“No One Is Listening Until You Make A Mistake,” one of the signs said. Painted on another was, “Tequila Makes My Clothes Fall Off.”
If anyone thinks Mitchell is going to ease into the sunset, focus on her salon, soothe her son, and forget about politics, newspapers, and the town’s growing pains, they don’t know Mitchell. Everybody’s got skeletons in their closet, Mitchell said with a sly smile, alluding to Jones’ own recent messy divorce. Mitchell’s message was clear: This is war, and reporters aren’t the only ones who can smear a reputation.
A week later, the city fired Mitchell’s son for alleged absences from work.
Somervell County officials clearly support the Comanche Peak expansion, which, if approved, will more than double the nuclear power plant’s current production, cost upward of $20 billion, and inject millions of dollars into the local economy. The expansion is being billed as the “largest potential economic development project in Texas history” in full-page newspaper ads purchased by a pro-power plant group.
The plant sits about four miles outside of town. The original construction in the 1970s brought the first population boom to Glen Rose, and Somervell County found itself flush with tax revenues.
“We were just a small, struggling community,” Miller, the mayor, said. “Our schools, if they weren’t the poorest in the state, they were close. We just didn’t have what we do now.”
Tax revenues from the power plant helped pay for an exposition center, amphitheater, and 36-hole golf course, all currently debt-free. In 2008, Luminant, which owns the plant, filed an application with the Nuclear Regulatory Commission to build two new reactors. Should the approval — and financing — come, the power plant is expected to draw about 5,000 new workers and fuel the local economy. The expansion has many opponents in the North Texas environmental community, but not so many in Glen Rose.

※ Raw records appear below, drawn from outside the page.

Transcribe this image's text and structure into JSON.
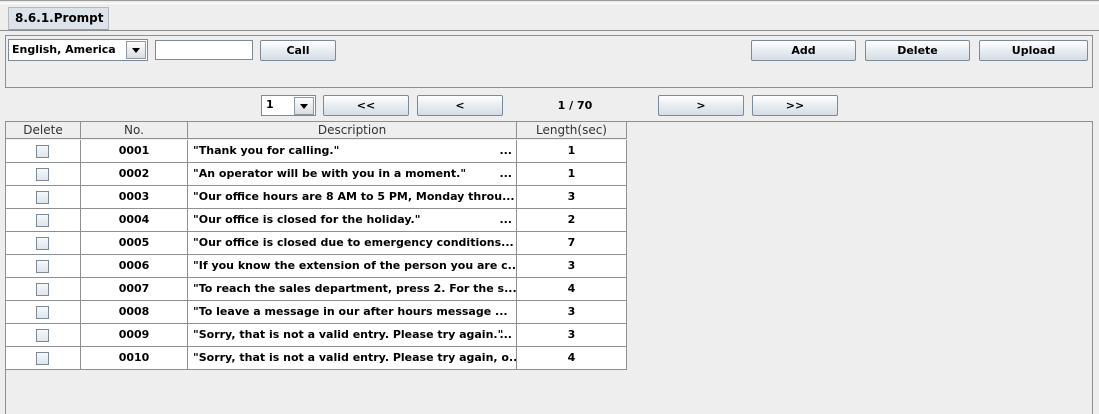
{
  "tab": {
    "label": "8.6.1.Prompt"
  },
  "toolbar": {
    "language": "English, America",
    "call_input_value": "",
    "call_label": "Call",
    "add_label": "Add",
    "delete_label": "Delete",
    "upload_label": "Upload"
  },
  "pagination": {
    "page_select": "1",
    "first_label": "<<",
    "prev_label": "<",
    "status": "1 / 70",
    "next_label": ">",
    "last_label": ">>"
  },
  "table": {
    "headers": [
      "Delete",
      "No.",
      "Description",
      "Length(sec)"
    ],
    "rows": [
      {
        "no": "0001",
        "description": "\"Thank you for calling.\"",
        "ellipsis": "...",
        "length": "1"
      },
      {
        "no": "0002",
        "description": "\"An operator will be with you in a moment.\"",
        "ellipsis": "...",
        "length": "1"
      },
      {
        "no": "0003",
        "description": "\"Our office hours are 8 AM to 5 PM, Monday throu...",
        "ellipsis": "",
        "length": "3"
      },
      {
        "no": "0004",
        "description": "\"Our office is closed for the holiday.\"",
        "ellipsis": "...",
        "length": "2"
      },
      {
        "no": "0005",
        "description": "\"Our office is closed due to emergency conditions...",
        "ellipsis": "",
        "length": "7"
      },
      {
        "no": "0006",
        "description": "\"If you know the extension of the person you are c...",
        "ellipsis": "",
        "length": "3"
      },
      {
        "no": "0007",
        "description": "\"To reach the sales department, press 2. For the s...",
        "ellipsis": "",
        "length": "4"
      },
      {
        "no": "0008",
        "description": "\"To leave a message in our after hours message ...",
        "ellipsis": "",
        "length": "3"
      },
      {
        "no": "0009",
        "description": "\"Sorry, that is not a valid entry. Please try again.\"",
        "ellipsis": "...",
        "length": "3"
      },
      {
        "no": "0010",
        "description": "\"Sorry, that is not a valid entry. Please try again, o...",
        "ellipsis": "",
        "length": "4"
      }
    ]
  }
}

Commercial and residential developers are sniffing around, eyeing property, waiting for the right time to break ground.
“There are a lot of people gambling on the nuclear power plant,” said the convention and visitors bureau’s Huckaby.
He and others figure that another boom will also bring change at city hall — and not just on account of the Glen Rose Reporter. Debbie Harper, the citizen journalist whose Salon.com stories preceded Jones’ in spotlighting problems at city hall, has been attending city council meetings for five years, videotaping meetings, submitting open records requests, and generally being a thorn in the side of city officials.
“What will have to happen with the city, we need to change hands and get another mayor and city council and a city administrator,” she said. “They are not prepared now. They are not running things professionally.”
Miller has been mayor for six years. She wouldn’t say whether she will run for re-election next year. But things can change in a hurry. In Glen Rose, elections can be decided by fewer than 100 voters, which means it wouldn’t be that hard to change the town’s leadership and direction.
Nowadays the stakes are higher, and people are watching more closely.
“People seem to be coming around to this idea that they want their government to be open,” Jones said. “I see more people coming to city council meetings, just average citizens coming in because they’re interested. That’s good. If they see things they don’t like, they should be able to speak out. For too long they’ve been afraid to.”
Large, vibrant, growing cities can’t tolerate nepotism, favoritism, conflicts of interest, and behind-doors political maneuvering, Huckaby said (though there are plenty of city hall critics in, say, Fort Worth, who might disagree with him).
“Going forward, the city will be a lot more aware of those kind of situations,” he said. “Glen Rose isn’t always going to be that quaint little town we’ve been for all these years. We’re going to be under the magnifying glass.”